Two refills side by side. The 013 Light Paper Notebook is on the left and the 005 Diary is on the right.

Two refills side by side. The 013 Light Paper Notebook is on the left and the 005 Diary is on the right.

A closer look at the 013 Light Paper notebook.

A closer look at the 013 Light Paper notebook.

Beyond being a notebook, the Traveler’s Notebook can also function as an organizing solution. One of my first purchases was the 020 Kraft File Folder. The front pocket has been perfect for keeping receipts from business trips - it is called the Traveler's Notebook for a reason - and the back pocket holds sheets of each of the types of paper I use for ink reviews so that I always have them handy. 

The inside front pocket of the 020 Kraft File Folder stuffed receipts. This photo was taken mid-flight.

The inside front pocket of the 020 Kraft File Folder stuffed receipts. This photo was taken mid-flight.

The back of the 020 Kraft File Folder with my paper samples for testing ink.

The back of the 020 Kraft File Folder with my paper samples for testing ink.

A sample of the many available refills.

A sample of the many available refills.

Once you begin exploring, you'll find a range of refills and accessories manufactured by Midori, but you'll also find them manufactured by third parties. Beyond accessories, though, you can even find the notebook itself manufactured by others in a wide range of colors and materials. Leather, vinyl, bright colors, patterns, even two-toned covers are available. They may have exactly the same size, shape, and set of features, or they be wider, taller, thicker, and come with two or three elastic bands to allow you to carry more refills at once. One could conceivably end up with a Traveler’s Notebook manufactured entirely by third parties, without a single component manufactured by Midori.

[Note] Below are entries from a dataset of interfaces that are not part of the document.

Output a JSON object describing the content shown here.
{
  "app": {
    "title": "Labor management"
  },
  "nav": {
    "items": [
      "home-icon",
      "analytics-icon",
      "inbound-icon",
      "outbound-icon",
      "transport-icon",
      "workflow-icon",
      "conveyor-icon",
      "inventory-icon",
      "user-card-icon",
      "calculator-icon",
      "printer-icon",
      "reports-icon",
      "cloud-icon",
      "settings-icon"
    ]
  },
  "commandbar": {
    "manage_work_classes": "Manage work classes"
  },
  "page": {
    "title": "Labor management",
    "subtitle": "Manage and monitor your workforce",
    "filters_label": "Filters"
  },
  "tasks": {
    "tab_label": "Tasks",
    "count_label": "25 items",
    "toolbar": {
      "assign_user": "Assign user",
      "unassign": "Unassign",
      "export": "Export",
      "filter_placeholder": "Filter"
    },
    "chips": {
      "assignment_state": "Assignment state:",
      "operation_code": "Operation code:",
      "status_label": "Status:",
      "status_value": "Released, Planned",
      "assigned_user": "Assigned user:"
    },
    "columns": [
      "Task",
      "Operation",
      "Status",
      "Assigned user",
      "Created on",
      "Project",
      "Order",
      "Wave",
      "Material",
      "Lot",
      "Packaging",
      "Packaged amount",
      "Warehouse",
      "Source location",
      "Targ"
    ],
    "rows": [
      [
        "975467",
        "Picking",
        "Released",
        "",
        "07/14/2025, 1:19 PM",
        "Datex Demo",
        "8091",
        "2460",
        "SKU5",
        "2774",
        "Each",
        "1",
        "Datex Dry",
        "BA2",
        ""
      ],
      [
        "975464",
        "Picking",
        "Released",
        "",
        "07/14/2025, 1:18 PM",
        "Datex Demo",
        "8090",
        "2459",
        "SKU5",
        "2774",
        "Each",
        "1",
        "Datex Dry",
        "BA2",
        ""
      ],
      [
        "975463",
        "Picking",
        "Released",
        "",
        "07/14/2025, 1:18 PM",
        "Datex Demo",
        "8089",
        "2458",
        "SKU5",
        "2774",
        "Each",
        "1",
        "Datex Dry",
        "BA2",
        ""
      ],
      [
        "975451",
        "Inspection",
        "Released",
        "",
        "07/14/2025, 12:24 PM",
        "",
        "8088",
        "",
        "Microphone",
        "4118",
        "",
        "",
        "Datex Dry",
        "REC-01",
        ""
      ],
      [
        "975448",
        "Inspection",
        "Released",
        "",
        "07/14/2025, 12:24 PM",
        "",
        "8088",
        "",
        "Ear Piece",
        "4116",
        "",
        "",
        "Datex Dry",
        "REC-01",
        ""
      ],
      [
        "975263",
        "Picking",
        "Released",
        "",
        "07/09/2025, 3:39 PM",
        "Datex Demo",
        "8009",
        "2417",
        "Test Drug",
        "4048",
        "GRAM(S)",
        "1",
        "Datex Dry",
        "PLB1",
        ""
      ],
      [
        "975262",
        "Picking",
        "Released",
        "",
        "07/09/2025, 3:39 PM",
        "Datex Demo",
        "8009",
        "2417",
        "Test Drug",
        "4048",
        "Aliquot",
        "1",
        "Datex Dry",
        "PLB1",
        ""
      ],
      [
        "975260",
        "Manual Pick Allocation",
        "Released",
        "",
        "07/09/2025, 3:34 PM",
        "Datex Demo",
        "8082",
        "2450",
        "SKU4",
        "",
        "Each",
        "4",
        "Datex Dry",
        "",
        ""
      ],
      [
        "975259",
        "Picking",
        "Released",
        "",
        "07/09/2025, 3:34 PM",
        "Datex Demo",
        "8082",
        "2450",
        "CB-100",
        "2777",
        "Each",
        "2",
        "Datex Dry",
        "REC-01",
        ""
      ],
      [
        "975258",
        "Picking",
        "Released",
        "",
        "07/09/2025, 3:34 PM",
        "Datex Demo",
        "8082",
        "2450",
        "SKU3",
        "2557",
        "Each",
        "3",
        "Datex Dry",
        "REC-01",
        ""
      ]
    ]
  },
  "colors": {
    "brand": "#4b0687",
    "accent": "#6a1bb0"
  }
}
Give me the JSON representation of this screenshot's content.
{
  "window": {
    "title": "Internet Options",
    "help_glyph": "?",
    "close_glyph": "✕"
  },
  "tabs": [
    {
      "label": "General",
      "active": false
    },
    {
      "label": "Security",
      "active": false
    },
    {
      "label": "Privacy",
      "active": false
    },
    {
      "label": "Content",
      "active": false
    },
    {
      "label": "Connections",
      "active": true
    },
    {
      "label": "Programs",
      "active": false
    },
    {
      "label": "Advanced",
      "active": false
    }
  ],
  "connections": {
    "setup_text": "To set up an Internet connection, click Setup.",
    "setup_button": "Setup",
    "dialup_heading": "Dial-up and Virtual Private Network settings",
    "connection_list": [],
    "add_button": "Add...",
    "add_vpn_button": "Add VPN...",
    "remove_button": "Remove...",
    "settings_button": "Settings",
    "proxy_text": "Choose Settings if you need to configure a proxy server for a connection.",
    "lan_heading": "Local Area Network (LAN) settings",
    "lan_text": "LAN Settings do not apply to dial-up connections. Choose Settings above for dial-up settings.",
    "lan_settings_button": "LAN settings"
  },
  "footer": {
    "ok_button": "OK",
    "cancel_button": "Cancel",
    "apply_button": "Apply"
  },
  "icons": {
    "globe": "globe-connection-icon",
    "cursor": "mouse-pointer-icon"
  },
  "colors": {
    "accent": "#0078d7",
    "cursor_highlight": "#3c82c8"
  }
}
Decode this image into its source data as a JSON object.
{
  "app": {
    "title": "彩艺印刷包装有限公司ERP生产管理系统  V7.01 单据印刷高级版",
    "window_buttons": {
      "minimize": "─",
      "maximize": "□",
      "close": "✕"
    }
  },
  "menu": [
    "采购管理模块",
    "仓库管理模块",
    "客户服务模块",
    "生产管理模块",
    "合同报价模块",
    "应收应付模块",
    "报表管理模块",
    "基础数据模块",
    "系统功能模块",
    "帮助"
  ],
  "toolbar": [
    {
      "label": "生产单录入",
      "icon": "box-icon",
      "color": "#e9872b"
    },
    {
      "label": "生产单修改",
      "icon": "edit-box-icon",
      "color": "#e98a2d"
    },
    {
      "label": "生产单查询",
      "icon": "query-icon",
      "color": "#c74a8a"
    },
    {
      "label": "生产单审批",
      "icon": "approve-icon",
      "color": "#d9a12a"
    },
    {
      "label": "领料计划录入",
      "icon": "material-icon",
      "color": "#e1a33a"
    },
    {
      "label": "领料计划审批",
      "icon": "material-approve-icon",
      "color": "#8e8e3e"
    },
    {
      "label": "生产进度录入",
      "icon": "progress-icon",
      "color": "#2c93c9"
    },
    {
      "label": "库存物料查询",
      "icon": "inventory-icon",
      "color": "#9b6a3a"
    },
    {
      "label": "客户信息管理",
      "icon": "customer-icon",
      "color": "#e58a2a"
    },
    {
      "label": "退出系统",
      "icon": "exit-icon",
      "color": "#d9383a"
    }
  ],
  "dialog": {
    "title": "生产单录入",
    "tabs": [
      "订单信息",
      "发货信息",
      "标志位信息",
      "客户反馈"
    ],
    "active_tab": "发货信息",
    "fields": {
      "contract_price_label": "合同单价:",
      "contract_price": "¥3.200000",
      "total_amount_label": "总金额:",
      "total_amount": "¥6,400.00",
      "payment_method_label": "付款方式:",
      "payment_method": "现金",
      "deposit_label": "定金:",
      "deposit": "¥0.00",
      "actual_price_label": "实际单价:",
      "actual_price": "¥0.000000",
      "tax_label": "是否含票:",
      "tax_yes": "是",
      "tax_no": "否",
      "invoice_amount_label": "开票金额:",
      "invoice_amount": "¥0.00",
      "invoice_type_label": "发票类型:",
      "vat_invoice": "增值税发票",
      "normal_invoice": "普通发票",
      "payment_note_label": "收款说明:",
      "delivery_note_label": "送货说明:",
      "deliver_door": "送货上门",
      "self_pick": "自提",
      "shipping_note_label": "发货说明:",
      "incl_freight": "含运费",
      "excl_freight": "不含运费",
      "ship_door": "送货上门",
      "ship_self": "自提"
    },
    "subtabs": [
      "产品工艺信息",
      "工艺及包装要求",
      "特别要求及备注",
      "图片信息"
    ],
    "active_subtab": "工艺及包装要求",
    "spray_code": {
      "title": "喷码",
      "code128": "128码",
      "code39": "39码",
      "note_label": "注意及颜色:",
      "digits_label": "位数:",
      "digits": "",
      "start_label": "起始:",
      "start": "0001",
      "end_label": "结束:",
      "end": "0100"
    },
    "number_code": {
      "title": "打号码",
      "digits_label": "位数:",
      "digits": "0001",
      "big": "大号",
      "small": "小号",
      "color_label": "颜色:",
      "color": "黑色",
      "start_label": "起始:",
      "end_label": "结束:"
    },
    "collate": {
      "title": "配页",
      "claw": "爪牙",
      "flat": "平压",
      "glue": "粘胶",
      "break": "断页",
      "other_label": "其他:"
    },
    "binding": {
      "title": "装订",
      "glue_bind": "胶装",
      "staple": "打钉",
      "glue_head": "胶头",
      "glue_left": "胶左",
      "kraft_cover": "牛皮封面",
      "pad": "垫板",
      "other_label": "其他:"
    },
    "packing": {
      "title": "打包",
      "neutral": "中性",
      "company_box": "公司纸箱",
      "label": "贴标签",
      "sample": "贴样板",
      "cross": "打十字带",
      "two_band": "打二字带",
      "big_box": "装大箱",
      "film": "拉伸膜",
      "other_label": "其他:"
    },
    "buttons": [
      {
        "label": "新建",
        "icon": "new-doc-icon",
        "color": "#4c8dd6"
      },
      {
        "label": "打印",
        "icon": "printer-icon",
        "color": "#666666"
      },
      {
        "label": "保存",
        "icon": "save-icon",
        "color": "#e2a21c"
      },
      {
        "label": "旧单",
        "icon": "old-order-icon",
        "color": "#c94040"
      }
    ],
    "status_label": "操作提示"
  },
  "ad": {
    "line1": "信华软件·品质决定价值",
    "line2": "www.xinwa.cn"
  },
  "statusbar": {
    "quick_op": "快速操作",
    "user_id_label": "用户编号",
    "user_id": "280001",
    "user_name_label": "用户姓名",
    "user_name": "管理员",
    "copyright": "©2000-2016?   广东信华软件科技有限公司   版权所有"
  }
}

One other potential point of confusion is that I am writing this review in the midst of Midori rebranding itself as “Traveler’s Company,” so you may see the Traveler’s Notebook referred to as manufactured by either of those two company names depending on when and where you’re shopping.

The Midori (Traveler’s Company) Traveler's Notebook, refills, and accessories are available from many fine retailers, including: